MTG Wiki

"Vanilla" is a slang term that refers to creatures with no rules text (e.g. Scathe Zombies).[1][2][3]


"Vanilla flyer" is a creature with nothing but flying.[1]

"French vanilla" refers to creatures that only have keyword abilities (e.g. Akrasan Squire).[4][5]

"Virtual vanilla" refers to creatures that are essentially vanilla after the first turn they enter the battlefield (e.g. Augur of Bolas).[5]

"Virtual french vanilla" refers to creatures that are essentially French vanilla after the first turn they enter the battlefield (e.g. Armada Wurm).[6]

Vanilla Test[]

A basic heuristic that judges the playability of a creature by consider the total stats in comparison to its cost. From there, abilities either cost a premium, or if the cost is not any higher, can be assessed as to be a minor effect for the format. The test is more relevant in Limited than in Constructed, as rarely are vanilla creatures above the cost of two ever playable regardless of size, while occasional vanilla five or six mana creatures are playable in Limited. It is also a measure of power level over time, as the math below has been calibrated for the last five years and creatures prior were usually worse.

The Limited math typically follows that a creature needs double the stats of the mana value (i.e. 1/3 or 2/2 for 2, 3/3 or 2/4 for 3), but the scaling become less linear at higher costs. Only green can get a common 4-mana 4/4, with red getting them with downsides, which means that 4-drops are measured against seven points and 5-drops against against nine points. Good evergreen abilities can usually be rated at one mana each, though power scaling makes these evaluations more difficult. Furthermore, toughness comes at a lower premium after a certain number, as a 1/7 does not compare to a 7/1, but both are generally worse than a 4/3.

In Constructed, a 3-mana 4/3 is already considered inconsequential, and Woolly Thoctar is close to the lower edge of acceptability; even Baneslayer Angel, a card that passes vanilla and has about four mana in abilities, was relegated to "powerful sideboard option". This is due to removal choices being capped at three mana or less to be considered good, and so any creature lacking in protection or entry value suffers at mana over three.

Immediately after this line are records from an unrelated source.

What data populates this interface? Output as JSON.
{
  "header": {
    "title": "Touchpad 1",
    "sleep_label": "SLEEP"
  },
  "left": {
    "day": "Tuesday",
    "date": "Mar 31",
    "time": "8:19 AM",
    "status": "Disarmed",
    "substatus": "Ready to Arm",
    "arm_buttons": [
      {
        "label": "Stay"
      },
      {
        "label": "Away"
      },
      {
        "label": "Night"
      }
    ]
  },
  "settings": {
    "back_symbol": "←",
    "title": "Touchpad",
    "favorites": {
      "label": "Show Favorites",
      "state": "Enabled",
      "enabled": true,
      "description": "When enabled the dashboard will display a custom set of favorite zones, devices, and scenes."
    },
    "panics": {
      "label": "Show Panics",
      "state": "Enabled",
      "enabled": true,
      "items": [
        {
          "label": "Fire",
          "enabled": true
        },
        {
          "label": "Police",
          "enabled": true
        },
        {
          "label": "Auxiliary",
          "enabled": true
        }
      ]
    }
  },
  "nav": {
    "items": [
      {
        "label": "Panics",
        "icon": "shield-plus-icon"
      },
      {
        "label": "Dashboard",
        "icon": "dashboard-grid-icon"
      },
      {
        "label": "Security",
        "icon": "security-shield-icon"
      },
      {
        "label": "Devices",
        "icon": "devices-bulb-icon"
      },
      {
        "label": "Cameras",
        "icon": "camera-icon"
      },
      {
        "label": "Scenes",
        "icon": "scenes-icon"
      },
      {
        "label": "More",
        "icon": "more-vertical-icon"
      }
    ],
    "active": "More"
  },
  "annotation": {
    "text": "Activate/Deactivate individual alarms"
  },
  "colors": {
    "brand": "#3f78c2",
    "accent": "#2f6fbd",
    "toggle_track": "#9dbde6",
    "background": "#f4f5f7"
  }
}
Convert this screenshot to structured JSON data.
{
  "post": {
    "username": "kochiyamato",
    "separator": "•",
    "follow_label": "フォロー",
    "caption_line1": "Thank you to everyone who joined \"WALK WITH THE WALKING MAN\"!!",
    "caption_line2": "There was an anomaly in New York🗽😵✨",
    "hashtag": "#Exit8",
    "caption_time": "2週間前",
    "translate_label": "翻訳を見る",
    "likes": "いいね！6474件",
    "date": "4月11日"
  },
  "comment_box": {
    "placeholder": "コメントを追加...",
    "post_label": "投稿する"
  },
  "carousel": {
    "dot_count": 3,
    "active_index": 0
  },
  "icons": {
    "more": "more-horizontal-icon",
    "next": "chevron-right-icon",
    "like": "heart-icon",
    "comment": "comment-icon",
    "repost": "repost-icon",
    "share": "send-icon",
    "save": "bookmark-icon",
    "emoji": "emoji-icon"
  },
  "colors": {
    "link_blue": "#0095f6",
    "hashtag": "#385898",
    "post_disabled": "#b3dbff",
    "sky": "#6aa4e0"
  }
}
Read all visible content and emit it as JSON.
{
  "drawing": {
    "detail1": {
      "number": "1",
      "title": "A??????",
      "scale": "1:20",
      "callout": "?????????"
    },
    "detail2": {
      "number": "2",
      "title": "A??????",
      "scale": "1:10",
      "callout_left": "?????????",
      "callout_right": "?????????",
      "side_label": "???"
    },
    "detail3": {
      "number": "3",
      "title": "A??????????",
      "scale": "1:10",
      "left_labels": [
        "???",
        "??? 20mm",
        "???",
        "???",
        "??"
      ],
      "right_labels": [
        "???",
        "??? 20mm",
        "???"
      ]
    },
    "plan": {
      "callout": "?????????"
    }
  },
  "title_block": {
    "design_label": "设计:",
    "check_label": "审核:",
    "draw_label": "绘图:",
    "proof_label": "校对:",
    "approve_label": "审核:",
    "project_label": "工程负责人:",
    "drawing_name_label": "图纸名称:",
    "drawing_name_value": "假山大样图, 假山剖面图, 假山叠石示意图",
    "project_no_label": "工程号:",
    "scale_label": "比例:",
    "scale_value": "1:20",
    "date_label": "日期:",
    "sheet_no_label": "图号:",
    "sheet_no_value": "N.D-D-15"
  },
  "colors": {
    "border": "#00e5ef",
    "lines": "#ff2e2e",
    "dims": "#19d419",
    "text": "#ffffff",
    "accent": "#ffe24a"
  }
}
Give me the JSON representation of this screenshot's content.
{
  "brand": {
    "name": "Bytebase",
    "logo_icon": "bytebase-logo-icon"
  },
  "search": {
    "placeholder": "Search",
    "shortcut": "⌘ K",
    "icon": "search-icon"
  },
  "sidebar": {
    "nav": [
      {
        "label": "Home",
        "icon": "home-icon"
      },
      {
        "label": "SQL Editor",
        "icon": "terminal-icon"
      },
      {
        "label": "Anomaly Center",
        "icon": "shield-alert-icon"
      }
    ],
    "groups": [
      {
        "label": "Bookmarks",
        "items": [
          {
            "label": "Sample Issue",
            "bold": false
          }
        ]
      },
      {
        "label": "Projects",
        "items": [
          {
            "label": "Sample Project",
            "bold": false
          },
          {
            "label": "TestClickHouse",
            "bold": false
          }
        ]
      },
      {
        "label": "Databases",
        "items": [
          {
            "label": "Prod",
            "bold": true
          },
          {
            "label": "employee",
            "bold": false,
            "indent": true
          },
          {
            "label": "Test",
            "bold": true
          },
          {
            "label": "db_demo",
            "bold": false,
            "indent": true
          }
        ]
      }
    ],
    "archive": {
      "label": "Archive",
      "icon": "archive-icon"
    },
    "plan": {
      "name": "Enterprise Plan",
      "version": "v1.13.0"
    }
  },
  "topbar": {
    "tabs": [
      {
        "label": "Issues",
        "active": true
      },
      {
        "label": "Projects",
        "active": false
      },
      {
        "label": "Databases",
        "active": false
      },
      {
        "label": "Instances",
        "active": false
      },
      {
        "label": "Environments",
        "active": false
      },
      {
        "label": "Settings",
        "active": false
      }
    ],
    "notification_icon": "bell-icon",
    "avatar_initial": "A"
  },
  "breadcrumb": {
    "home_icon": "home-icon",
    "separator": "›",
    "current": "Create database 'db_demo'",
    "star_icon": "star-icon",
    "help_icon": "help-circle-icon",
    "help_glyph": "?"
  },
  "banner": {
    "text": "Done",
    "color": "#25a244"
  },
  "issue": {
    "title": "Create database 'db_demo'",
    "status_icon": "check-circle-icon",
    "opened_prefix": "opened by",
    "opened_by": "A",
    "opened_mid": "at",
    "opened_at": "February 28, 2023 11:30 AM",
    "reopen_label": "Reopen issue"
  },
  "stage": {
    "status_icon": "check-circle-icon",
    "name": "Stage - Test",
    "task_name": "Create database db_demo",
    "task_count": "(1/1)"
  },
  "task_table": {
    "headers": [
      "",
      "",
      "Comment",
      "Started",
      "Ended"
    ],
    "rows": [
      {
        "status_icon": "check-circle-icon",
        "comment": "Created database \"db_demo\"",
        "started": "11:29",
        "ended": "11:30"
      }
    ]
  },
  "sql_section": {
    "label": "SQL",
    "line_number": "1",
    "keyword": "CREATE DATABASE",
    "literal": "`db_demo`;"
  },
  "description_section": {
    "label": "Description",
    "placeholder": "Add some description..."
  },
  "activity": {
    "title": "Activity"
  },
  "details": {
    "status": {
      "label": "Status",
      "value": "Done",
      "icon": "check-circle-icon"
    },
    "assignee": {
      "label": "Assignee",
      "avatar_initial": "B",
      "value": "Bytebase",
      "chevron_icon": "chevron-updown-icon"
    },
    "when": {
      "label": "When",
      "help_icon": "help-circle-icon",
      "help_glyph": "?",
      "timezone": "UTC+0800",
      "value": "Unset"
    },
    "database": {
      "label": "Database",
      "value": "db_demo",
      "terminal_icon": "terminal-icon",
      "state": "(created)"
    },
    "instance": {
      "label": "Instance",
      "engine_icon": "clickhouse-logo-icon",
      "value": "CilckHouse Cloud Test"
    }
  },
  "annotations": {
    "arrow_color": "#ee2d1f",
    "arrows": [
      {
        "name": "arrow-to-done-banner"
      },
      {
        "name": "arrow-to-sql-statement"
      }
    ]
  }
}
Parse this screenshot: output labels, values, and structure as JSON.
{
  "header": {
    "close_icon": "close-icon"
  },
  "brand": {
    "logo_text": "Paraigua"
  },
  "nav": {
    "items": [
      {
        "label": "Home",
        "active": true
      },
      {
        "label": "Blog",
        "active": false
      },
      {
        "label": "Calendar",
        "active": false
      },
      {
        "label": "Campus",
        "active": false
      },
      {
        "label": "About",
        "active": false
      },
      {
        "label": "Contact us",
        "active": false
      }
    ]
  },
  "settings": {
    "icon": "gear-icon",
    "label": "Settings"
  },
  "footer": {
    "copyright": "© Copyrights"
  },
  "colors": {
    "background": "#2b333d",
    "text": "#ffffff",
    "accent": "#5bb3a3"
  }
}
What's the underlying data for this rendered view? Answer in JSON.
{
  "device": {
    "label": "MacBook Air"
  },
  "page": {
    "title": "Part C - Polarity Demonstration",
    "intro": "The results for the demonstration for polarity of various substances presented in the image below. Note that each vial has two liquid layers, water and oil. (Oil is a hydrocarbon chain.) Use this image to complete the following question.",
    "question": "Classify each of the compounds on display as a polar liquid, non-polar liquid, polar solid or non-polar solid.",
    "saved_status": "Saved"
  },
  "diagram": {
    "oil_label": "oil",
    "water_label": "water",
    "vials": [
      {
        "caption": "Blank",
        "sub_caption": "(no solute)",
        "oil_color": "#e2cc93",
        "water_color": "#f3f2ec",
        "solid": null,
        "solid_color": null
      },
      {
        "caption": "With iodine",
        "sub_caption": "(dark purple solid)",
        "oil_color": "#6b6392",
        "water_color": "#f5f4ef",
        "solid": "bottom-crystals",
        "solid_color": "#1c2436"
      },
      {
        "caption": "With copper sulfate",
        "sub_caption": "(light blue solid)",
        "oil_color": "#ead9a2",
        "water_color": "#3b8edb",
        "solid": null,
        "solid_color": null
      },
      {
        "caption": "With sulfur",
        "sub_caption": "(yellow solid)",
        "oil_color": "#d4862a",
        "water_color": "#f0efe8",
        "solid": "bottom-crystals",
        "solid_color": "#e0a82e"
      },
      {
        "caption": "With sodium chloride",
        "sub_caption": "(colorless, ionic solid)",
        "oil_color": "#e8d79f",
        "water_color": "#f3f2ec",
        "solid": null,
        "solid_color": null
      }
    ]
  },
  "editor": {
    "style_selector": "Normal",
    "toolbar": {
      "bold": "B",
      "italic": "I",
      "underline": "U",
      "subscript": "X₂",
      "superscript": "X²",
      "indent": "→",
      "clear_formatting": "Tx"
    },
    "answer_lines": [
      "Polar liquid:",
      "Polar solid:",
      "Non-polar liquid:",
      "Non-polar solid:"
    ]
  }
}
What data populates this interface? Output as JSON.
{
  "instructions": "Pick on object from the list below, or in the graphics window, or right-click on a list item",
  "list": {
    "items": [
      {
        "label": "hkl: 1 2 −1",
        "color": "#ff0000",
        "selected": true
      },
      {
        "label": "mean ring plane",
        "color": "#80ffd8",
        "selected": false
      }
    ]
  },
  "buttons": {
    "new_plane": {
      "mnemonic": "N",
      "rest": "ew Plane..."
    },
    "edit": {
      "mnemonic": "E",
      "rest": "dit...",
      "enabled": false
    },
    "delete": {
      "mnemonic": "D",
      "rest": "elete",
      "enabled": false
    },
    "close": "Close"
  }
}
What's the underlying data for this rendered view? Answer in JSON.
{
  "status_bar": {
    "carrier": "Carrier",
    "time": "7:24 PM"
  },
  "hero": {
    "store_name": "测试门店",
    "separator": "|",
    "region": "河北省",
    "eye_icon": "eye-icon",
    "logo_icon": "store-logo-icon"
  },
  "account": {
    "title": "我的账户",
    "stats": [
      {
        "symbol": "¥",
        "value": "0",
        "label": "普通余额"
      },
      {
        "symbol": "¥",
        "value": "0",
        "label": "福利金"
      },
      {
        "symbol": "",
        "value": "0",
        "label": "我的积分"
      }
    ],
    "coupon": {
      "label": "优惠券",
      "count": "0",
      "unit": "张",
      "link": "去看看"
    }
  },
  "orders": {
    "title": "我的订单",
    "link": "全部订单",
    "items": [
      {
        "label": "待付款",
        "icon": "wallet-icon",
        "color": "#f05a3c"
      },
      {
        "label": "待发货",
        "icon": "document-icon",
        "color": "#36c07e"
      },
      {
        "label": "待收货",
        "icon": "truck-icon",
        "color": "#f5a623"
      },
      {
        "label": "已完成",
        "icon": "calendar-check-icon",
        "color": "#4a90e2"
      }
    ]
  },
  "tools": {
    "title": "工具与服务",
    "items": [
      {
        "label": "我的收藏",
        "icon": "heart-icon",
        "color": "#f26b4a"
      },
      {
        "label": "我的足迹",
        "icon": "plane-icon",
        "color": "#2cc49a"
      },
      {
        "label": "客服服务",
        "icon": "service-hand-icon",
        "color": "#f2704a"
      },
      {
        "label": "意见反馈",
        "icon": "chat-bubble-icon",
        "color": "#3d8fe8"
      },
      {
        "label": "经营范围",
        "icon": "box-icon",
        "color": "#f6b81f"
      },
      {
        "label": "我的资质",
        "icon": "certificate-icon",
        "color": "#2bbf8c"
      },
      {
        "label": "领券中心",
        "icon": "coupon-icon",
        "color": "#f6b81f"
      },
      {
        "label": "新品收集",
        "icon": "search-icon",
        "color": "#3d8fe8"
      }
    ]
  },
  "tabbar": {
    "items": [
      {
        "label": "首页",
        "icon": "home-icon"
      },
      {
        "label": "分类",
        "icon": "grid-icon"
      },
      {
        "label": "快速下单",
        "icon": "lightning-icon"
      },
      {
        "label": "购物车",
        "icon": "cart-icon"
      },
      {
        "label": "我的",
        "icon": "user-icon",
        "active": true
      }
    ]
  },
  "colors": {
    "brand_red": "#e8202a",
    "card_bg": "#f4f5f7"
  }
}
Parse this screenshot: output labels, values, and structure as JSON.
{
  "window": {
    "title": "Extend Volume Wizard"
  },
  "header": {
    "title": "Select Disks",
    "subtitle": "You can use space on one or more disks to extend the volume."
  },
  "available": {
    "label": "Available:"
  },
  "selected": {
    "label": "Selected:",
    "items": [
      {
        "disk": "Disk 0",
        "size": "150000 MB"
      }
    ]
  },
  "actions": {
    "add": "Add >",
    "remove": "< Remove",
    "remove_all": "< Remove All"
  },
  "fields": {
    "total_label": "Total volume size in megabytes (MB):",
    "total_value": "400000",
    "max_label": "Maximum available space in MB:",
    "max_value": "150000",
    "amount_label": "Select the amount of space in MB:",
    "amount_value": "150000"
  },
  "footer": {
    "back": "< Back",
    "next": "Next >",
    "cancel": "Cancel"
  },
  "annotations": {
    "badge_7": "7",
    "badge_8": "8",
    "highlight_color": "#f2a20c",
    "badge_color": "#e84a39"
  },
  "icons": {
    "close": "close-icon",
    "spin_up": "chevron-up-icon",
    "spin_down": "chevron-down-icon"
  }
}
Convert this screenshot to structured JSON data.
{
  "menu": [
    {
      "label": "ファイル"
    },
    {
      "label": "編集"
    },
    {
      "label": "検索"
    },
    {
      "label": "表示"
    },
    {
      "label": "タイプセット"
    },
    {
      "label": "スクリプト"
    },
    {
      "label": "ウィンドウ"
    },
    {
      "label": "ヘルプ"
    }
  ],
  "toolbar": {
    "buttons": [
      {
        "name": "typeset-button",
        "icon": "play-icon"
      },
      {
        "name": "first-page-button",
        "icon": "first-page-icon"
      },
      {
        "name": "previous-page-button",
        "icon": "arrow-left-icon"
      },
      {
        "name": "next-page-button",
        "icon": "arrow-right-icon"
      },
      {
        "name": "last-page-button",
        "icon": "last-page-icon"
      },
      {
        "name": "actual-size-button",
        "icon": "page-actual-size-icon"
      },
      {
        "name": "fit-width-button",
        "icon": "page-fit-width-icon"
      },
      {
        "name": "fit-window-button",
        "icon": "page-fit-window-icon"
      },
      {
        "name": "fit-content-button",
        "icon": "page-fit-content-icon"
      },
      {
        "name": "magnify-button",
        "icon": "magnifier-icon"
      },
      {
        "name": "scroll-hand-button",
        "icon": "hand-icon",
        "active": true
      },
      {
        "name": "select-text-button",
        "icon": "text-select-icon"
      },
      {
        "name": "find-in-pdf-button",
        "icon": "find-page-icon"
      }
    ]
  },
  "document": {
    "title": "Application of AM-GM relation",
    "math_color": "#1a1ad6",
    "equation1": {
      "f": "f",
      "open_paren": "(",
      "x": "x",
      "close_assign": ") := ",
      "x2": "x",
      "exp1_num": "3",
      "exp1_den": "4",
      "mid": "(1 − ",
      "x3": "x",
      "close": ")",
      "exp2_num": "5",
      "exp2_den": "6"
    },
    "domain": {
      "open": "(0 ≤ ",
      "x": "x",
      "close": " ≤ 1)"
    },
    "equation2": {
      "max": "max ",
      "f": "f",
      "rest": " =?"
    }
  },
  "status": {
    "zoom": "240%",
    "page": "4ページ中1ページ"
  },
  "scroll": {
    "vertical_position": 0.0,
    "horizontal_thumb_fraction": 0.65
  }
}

  1. a b Mark Rosewater (January 24, 2005). "A Few Words From R&D". Wizards of the Coast.
  2. Sam Stoddard (November 11, 2016). "The Ingredients for Great Vanillas". Wizards of the Coast.
  3. Magic Arcana (April 30, 2007). ""Vanilla" Doesn't Do Them Justice". Wizards of the Coast.
  4. Mark Rosewater (October 19, 2014). "What does French vanilla mean in the context of MtG?". Blogatog. Tumblr.
  5. a b Mark Rosewater (November 7, 2016). "A Few More Words from R&D". Wizards of the Coast.
  6. Mark Rosewater (November 09, 2013). "Wait, I thought Vanilla was (...)". Blogatog. Tumblr.